Masturbation is common across the animal kingdom but is especially prevalent amongst primates, including humans. Historically, this behaviour was considered to be either pathological or a by-product of sexual arousal, and recorded observations were too fragmented to understand its distribution, evolutionary history, or adaptive significance. New research published in Proceedings of The Royal Society B finds that, perhaps surprisingly, this behaviour seems to serve an evolutionary purpose.
The findings indicate that masturbation is an ancient trait in primates, and that – at least in males – it increases reproductive success and helps to avoid contracting sexually transmitted infections (STIs).
Dr Matilda Brindle (UCL Anthropology) and colleagues assembled the largest ever dataset of primate masturbation, collating information from nearly 400 sources, including 246 published academic papers, and 150 questionnaires and personal communications from primatologists and zookeepers. From these data, the authors tracked the distribution of autosexual behaviour across primates, to understand when and why it evolved in both females and males.
The team found that masturbation has a long evolutionary history amongst primates and was most likely present in the common ancestor of all monkeys and apes (including humans). It was less clear whether the ancestor of the other primates (lemurs, lorises and tarsiers) masturbated, largely because data were more scarce for these groups.
To understand why evolution would produce this seemingly non-functional trait, Dr Brindle and colleagues tested several hypotheses.
The “postcopulatory selection hypothesis” proposes that masturbation aids successful fertilisation. This can be achieved in various ways. First, masturbation (without ejaculation) can increase arousal before sex. This may be a particularly useful tactic for low-ranking males likely to be interrupted during copulation, by helping them to ejaculate faster. Second, masturbation (with ejaculation) allows males to shed inferior semen, leaving fresh, high-quality sperm available for mating, which are more likely to outcompete those of other males. The researchers found support for this hypothesis, showing that male masturbation has co-evolved with multi-male mating systems where male-male competition is high.
The “pathogen avoidance hypothesis” proposes that male masturbation reduces the chance of contracting an STI after copulation, by cleansing the urethra (a primary site of infection for many STIs) with ejaculate attained via masturbation. The team also found evidence in support of this hypothesis, showing that male masturbation co-evolved with high STI load across the primate tree of life.
The significance of female masturbation remains less clear. While frequent, there are fewer reports describing it, which diminishes the analytical power of statistics. The team argue that more data on female sexual behaviour are needed to better understand the evolutionary role of female masturbation.

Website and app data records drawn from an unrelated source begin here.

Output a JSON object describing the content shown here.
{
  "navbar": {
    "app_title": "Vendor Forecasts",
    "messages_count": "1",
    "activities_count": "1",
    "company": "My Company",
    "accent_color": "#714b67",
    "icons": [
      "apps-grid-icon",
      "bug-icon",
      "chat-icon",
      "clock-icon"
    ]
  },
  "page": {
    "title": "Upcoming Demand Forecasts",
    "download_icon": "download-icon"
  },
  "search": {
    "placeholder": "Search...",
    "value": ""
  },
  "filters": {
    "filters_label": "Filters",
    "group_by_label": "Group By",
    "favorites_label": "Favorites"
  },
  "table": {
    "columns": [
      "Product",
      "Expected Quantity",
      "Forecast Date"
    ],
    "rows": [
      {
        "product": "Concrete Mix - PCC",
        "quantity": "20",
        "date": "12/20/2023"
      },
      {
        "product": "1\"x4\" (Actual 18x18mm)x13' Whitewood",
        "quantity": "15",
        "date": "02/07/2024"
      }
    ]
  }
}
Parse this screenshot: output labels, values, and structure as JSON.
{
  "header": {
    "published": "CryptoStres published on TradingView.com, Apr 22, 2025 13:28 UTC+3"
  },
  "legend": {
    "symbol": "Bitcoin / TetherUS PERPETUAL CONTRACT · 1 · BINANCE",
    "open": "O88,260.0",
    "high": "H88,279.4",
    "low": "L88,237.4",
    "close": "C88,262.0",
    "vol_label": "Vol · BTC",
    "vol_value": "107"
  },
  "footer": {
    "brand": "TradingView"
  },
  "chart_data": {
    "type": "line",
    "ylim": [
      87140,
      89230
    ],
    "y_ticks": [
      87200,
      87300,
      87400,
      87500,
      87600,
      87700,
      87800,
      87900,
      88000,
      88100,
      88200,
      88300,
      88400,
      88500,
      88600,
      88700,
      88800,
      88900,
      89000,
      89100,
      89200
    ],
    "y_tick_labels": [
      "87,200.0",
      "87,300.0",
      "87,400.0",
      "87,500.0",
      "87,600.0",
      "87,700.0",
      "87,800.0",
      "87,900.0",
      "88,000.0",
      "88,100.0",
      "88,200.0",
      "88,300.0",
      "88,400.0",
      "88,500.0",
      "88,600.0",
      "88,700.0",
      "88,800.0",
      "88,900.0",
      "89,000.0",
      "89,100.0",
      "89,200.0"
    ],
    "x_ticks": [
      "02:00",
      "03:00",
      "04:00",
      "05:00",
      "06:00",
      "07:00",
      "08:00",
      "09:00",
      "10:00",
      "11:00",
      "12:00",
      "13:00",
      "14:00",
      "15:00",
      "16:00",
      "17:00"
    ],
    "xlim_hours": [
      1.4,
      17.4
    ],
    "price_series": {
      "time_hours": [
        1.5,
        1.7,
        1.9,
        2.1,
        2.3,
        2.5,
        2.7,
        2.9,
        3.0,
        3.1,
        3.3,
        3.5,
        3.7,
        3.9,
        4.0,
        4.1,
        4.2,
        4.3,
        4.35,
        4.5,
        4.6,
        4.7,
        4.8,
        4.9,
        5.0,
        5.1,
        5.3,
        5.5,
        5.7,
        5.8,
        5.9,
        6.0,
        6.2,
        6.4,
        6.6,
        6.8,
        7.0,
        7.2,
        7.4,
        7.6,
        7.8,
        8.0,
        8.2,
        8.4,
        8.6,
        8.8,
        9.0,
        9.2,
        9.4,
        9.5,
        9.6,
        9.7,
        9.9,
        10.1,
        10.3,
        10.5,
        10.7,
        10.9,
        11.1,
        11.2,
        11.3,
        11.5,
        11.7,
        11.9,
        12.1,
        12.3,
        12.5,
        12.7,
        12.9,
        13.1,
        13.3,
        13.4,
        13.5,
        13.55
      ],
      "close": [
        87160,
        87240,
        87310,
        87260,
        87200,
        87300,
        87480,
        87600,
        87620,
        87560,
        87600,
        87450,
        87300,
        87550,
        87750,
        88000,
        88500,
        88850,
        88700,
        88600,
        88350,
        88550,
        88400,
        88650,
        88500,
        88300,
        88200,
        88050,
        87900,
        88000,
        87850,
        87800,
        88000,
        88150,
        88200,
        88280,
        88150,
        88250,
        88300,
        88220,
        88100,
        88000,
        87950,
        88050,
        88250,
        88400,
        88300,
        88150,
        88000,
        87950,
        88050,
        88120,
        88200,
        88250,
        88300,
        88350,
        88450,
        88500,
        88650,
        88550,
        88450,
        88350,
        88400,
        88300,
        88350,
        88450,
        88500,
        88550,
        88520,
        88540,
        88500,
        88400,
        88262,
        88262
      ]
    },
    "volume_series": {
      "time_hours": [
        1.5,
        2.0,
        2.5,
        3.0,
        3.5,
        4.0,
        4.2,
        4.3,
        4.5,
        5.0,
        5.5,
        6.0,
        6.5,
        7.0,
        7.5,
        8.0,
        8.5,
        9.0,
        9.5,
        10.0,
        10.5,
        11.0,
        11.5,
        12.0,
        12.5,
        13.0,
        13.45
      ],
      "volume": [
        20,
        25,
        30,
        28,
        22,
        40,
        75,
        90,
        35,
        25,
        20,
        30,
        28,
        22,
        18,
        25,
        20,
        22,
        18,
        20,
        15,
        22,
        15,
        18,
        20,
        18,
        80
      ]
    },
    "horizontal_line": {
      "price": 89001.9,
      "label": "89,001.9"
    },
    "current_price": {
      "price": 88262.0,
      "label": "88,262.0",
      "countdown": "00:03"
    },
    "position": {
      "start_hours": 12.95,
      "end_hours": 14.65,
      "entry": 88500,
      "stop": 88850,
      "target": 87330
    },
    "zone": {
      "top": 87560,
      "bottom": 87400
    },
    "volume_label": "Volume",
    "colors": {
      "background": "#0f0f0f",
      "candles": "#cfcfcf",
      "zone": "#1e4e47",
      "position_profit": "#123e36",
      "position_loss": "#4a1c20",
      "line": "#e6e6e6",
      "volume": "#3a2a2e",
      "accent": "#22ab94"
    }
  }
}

Lead researcher Dr Brindle said: “Our findings help shed light on a very common, but little understood, sexual behaviour and represent a significant advance in our understanding of the functions of masturbation. The fact that autosexual behaviour may serve an adaptive function, is ubiquitous throughout the primate order, and is practised by captive and wild-living members of both sexes, demonstrates that masturbation is part of a repertoire of healthy sexual behaviours.”
The study, supported by the Natural Environment Research Council, involved researchers in UCL Anthropology, the UCL Centre for Biodiversity & Environment Research, and Queen Mary University of London.
Proceedings of the Royal Society B Biological Sciences
The evolution of masturbation is associated with postcopulatory selection and pathogen avoidance in primates
Article Publication Date